* Your objective
Reproduce the records below exactly, with nothing altered.

### Data for the task

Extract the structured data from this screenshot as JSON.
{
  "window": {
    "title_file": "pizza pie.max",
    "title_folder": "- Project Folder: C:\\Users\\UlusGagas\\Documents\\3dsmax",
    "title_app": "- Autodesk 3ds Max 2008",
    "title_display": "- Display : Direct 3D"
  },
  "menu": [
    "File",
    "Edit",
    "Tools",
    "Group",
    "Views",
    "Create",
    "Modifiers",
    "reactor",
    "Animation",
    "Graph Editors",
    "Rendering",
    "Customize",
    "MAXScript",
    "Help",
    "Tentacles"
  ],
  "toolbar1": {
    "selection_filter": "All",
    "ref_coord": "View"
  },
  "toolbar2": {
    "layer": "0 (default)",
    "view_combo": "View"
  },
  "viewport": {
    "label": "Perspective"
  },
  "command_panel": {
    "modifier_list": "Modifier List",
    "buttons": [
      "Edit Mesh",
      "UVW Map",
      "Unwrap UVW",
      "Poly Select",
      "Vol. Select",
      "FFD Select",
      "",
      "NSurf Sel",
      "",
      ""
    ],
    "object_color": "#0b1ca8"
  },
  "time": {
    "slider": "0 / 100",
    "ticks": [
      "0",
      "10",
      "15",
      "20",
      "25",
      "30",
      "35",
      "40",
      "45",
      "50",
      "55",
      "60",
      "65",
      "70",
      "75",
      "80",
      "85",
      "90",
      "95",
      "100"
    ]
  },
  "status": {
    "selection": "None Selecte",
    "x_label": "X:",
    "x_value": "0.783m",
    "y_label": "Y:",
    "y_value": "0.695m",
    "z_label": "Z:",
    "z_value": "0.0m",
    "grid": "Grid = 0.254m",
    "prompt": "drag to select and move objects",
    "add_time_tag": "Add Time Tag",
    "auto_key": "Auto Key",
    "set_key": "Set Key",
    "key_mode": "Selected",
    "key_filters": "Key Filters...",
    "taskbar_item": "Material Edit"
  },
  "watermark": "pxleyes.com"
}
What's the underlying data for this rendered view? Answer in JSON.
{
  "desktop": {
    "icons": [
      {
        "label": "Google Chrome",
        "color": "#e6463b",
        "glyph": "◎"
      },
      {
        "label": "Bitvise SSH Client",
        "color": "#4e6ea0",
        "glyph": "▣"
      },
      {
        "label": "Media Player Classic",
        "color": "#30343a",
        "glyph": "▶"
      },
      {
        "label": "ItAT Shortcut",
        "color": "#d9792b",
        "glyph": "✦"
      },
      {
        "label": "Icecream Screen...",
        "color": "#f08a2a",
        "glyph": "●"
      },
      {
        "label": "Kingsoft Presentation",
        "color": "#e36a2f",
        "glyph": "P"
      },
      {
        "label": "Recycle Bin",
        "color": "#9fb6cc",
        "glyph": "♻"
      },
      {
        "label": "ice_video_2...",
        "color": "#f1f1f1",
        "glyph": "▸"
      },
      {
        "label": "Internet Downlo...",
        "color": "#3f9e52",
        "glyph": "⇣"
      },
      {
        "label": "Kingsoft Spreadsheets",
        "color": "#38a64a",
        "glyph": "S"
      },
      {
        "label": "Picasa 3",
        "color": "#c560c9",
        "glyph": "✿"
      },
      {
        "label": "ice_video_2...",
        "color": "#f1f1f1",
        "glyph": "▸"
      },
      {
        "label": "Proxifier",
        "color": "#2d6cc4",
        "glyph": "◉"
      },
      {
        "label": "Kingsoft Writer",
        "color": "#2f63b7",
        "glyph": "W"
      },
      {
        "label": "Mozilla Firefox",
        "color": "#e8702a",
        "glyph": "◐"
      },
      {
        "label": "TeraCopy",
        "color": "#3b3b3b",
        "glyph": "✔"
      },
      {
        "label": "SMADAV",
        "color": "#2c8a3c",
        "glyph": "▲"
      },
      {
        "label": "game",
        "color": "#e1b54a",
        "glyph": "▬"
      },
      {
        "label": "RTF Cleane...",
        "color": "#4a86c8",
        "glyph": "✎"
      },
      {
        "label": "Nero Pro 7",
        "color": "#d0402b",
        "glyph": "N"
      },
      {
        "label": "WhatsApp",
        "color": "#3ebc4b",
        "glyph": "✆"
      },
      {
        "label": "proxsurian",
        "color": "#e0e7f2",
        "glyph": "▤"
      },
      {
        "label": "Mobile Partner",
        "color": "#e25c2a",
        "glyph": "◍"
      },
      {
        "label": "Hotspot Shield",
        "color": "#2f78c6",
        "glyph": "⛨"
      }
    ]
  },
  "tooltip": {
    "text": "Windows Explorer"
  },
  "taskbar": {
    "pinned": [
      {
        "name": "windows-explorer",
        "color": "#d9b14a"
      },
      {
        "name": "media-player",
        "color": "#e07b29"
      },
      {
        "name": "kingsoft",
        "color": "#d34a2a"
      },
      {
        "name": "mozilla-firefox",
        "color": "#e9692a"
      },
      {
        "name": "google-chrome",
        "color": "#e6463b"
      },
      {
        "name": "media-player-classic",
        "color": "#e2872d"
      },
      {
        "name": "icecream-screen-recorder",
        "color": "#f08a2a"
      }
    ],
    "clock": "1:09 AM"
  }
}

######

* Result for this task
Extract the structured data from this screenshot as JSON.
{
  "window": {
    "title_file": "pizza pie.max",
    "title_folder": "- Project Folder: C:\\Users\\UlusGagas\\Documents\\3dsmax",
    "title_app": "- Autodesk 3ds Max 2008",
    "title_display": "- Display : Direct 3D"
  },
  "menu": [
    "File",
    "Edit",
    "Tools",
    "Group",
    "Views",
    "Create",
    "Modifiers",
    "reactor",
    "Animation",
    "Graph Editors",
    "Rendering",
    "Customize",
    "MAXScript",
    "Help",
    "Tentacles"
  ],
  "toolbar1": {
    "selection_filter": "All",
    "ref_coord": "View"
  },
  "toolbar2": {
    "layer": "0 (default)",
    "view_combo": "View"
  },
  "viewport": {
    "label": "Perspective"
  },
  "command_panel": {
    "modifier_list": "Modifier List",
    "buttons": [
      "Edit Mesh",
      "UVW Map",
      "Unwrap UVW",
      "Poly Select",
      "Vol. Select",
      "FFD Select",
      "",
      "NSurf Sel",
      "",
      ""
    ],
    "object_color": "#0b1ca8"
  },
  "time": {
    "slider": "0 / 100",
    "ticks": [
      "0",
      "10",
      "15",
      "20",
      "25",
      "30",
      "35",
      "40",
      "45",
      "50",
      "55",
      "60",
      "65",
      "70",
      "75",
      "80",
      "85",
      "90",
      "95",
      "100"
    ]
  },
  "status": {
    "selection": "None Selecte",
    "x_label": "X:",
    "x_value": "0.783m",
    "y_label": "Y:",
    "y_value": "0.695m",
    "z_label": "Z:",
    "z_value": "0.0m",
    "grid": "Grid = 0.254m",
    "prompt": "drag to select and move objects",
    "add_time_tag": "Add Time Tag",
    "auto_key": "Auto Key",
    "set_key": "Set Key",
    "key_mode": "Selected",
    "key_filters": "Key Filters...",
    "taskbar_item": "Material Edit"
  },
  "watermark": "pxleyes.com"
}
What's the underlying data for this rendered view? Answer in JSON.
{
  "desktop": {
    "icons": [
      {
        "label": "Google Chrome",
        "color": "#e6463b",
        "glyph": "◎"
      },
      {
        "label": "Bitvise SSH Client",
        "color": "#4e6ea0",
        "glyph": "▣"
      },
      {
        "label": "Media Player Classic",
        "color": "#30343a",
        "glyph": "▶"
      },
      {
        "label": "ItAT Shortcut",
        "color": "#d9792b",
        "glyph": "✦"
      },
      {
        "label": "Icecream Screen...",
        "color": "#f08a2a",
        "glyph": "●"
      },
      {
        "label": "Kingsoft Presentation",
        "color": "#e36a2f",
        "glyph": "P"
      },
      {
        "label": "Recycle Bin",
        "color": "#9fb6cc",
        "glyph": "♻"
      },
      {
        "label": "ice_video_2...",
        "color": "#f1f1f1",
        "glyph": "▸"
      },
      {
        "label": "Internet Downlo...",
        "color": "#3f9e52",
        "glyph": "⇣"
      },
      {
        "label": "Kingsoft Spreadsheets",
        "color": "#38a64a",
        "glyph": "S"
      },
      {
        "label": "Picasa 3",
        "color": "#c560c9",
        "glyph": "✿"
      },
      {
        "label": "ice_video_2...",
        "color": "#f1f1f1",
        "glyph": "▸"
      },
      {
        "label": "Proxifier",
        "color": "#2d6cc4",
        "glyph": "◉"
      },
      {
        "label": "Kingsoft Writer",
        "color": "#2f63b7",
        "glyph": "W"
      },
      {
        "label": "Mozilla Firefox",
        "color": "#e8702a",
        "glyph": "◐"
      },
      {
        "label": "TeraCopy",
        "color": "#3b3b3b",
        "glyph": "✔"
      },
      {
        "label": "SMADAV",
        "color": "#2c8a3c",
        "glyph": "▲"
      },
      {
        "label": "game",
        "color": "#e1b54a",
        "glyph": "▬"
      },
      {
        "label": "RTF Cleane...",
        "color": "#4a86c8",
        "glyph": "✎"
      },
      {
        "label": "Nero Pro 7",
        "color": "#d0402b",
        "glyph": "N"
      },
      {
        "label": "WhatsApp",
        "color": "#3ebc4b",
        "glyph": "✆"
      },
      {
        "label": "proxsurian",
        "color": "#e0e7f2",
        "glyph": "▤"
      },
      {
        "label": "Mobile Partner",
        "color": "#e25c2a",
        "glyph": "◍"
      },
      {
        "label": "Hotspot Shield",
        "color": "#2f78c6",
        "glyph": "⛨"
      }
    ]
  },
  "tooltip": {
    "text": "Windows Explorer"
  },
  "taskbar": {
    "pinned": [
      {
        "name": "windows-explorer",
        "color": "#d9b14a"
      },
      {
        "name": "media-player",
        "color": "#e07b29"
      },
      {
        "name": "kingsoft",
        "color": "#d34a2a"
      },
      {
        "name": "mozilla-firefox",
        "color": "#e9692a"
      },
      {
        "name": "google-chrome",
        "color": "#e6463b"
      },
      {
        "name": "media-player-classic",
        "color": "#e2872d"
      },
      {
        "name": "icecream-screen-recorder",
        "color": "#f08a2a"
      }
    ],
    "clock": "1:09 AM"
  }
}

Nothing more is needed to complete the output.